Great Paintings: Vieques Amado by Augusto Marin
The twentieth century was a good time for Puerto Rican art, producing many of the island’s artistic luminaries. However, few twentieth century Puerto Rican artists are as well-known as Augusto Marin. Marin’s style evolved constantly throughout his career; his work was always on the edge of experimentation, combining Modernist styles with Caribbean themes and colors. Puerto Rican history and politics were major subjects in his art, and the painting I’m discussing today- Vieques Amado -is an excellent example of this aspect of his work.

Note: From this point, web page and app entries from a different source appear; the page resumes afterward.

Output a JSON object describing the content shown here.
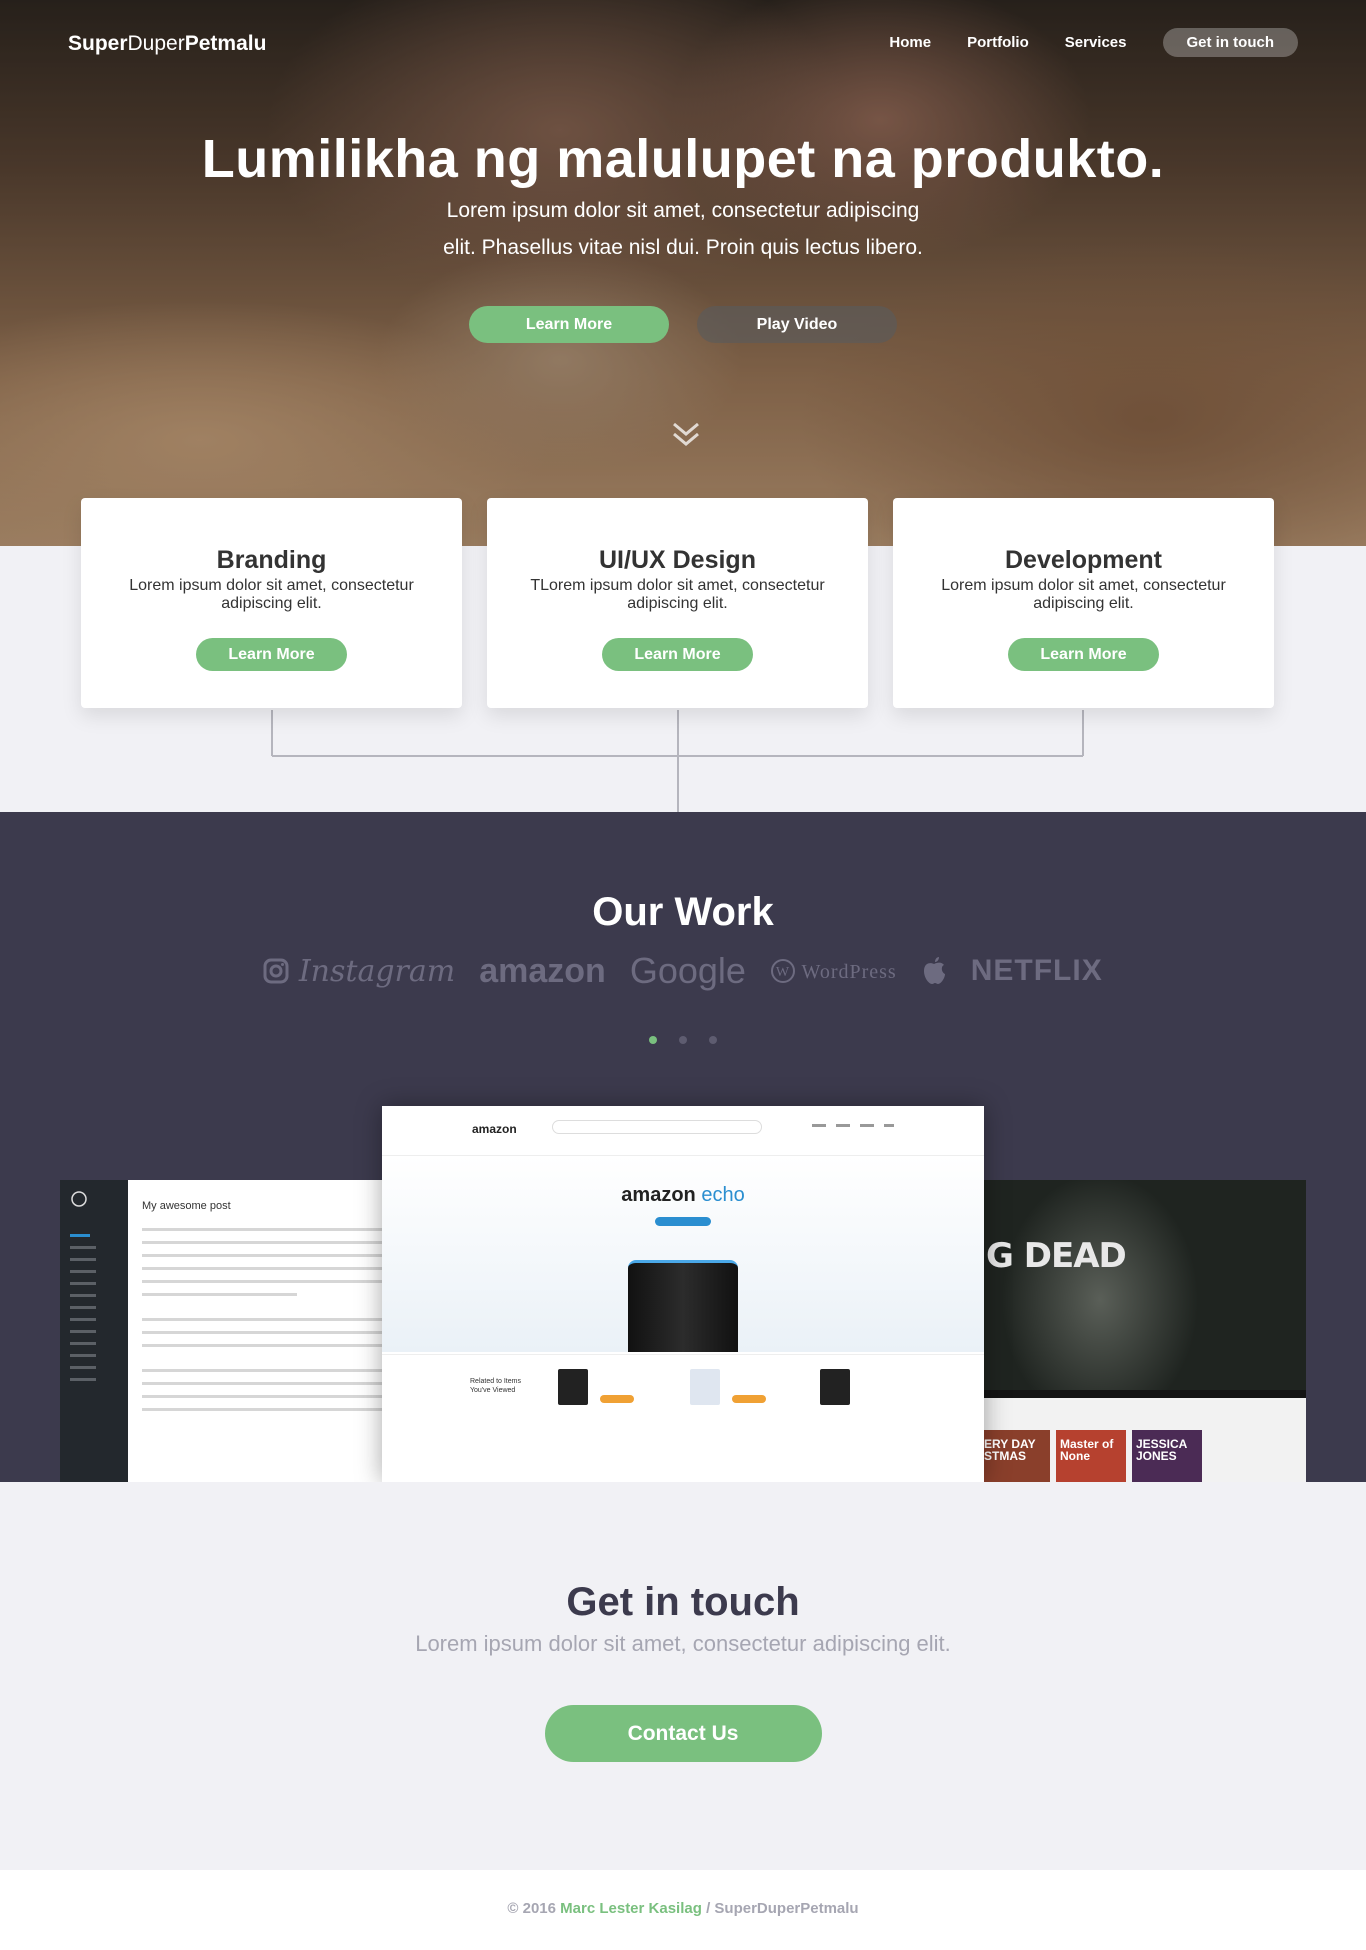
{
  "nav": {
    "logo_bold": "Super",
    "logo_thin": "Duper",
    "logo_bold2": "Petmalu",
    "links": [
      "Home",
      "Portfolio",
      "Services"
    ],
    "cta": "Get in touch"
  },
  "hero": {
    "title": "Lumilikha ng malulupet na produkto.",
    "subtitle": "Lorem ipsum dolor sit amet, consectetur adipiscing elit. Phasellus vitae nisl dui. Proin quis lectus libero.",
    "primary_button": "Learn More",
    "secondary_button": "Play Video"
  },
  "cards": [
    {
      "title": "Branding",
      "text": "Lorem ipsum dolor sit amet, consectetur adipiscing elit.",
      "button": "Learn More"
    },
    {
      "title": "UI/UX Design",
      "text": "TLorem ipsum dolor sit amet, consectetur adipiscing elit.",
      "button": "Learn More"
    },
    {
      "title": "Development",
      "text": "Lorem ipsum dolor sit amet, consectetur adipiscing elit.",
      "button": "Learn More"
    }
  ],
  "work": {
    "title": "Our Work",
    "brands": [
      "Instagram",
      "amazon",
      "Google",
      "WordPress",
      "NETFLIX"
    ],
    "carousel_dots": 3,
    "active_dot": 1,
    "wp_post_title": "My awesome post",
    "amz_logo": "amazon",
    "amz_product": "amazon",
    "amz_product_accent": "echo",
    "amz_related": "Related to Items You've Viewed",
    "nf_title": "G DEAD",
    "nf_tiles": [
      "ERY DAY STMAS",
      "Master of None",
      "JESSICA JONES"
    ]
  },
  "contact": {
    "title": "Get in touch",
    "subtitle": "Lorem ipsum dolor sit amet, consectetur adipiscing elit.",
    "button": "Contact Us"
  },
  "footer": {
    "prefix": "© 2016",
    "author": "Marc Lester Kasilag",
    "suffix": "/ SuperDuperPetmalu"
  },
  "colors": {
    "accent": "#7ac07f",
    "dark": "#3c3a4d",
    "muted": "#a6a6b2"
  }
}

The title of the piece (which translates to Beloved Vieques) references the island of Vieques, a small island off the coast of Puerto Rico that is considered to be part of the Puerto Rican territory. For many years, the United States Navy used the island as a bombing range, a source of great anger and sadness for many Puerto Ricans.
When Marin created Vieques Amado in the year 2000, the island was the source of protests and political controversy, with Puerto Ricans calling for the US government to cease bombing Vieques (this was eventually accomplished in 2003). Marin’s painting is a not-so-subtle show of support for this movement, a colorful symbol of his solidarity with the Viequenses.
Vieques Amado is an abstract work. Yet, if you study the piece closely symbols begin to emerge, including the Puerto Rican flag, birds, and swirling symbols that may reference Taino petroglyphs. Marin uses bright, vibrant colors to capture the energy and vitality of the island. This imagery contributes to Marin’s overall message: a call for peace.
Originally published at https://artisthesolution.blogspot.com on July 10, 2020.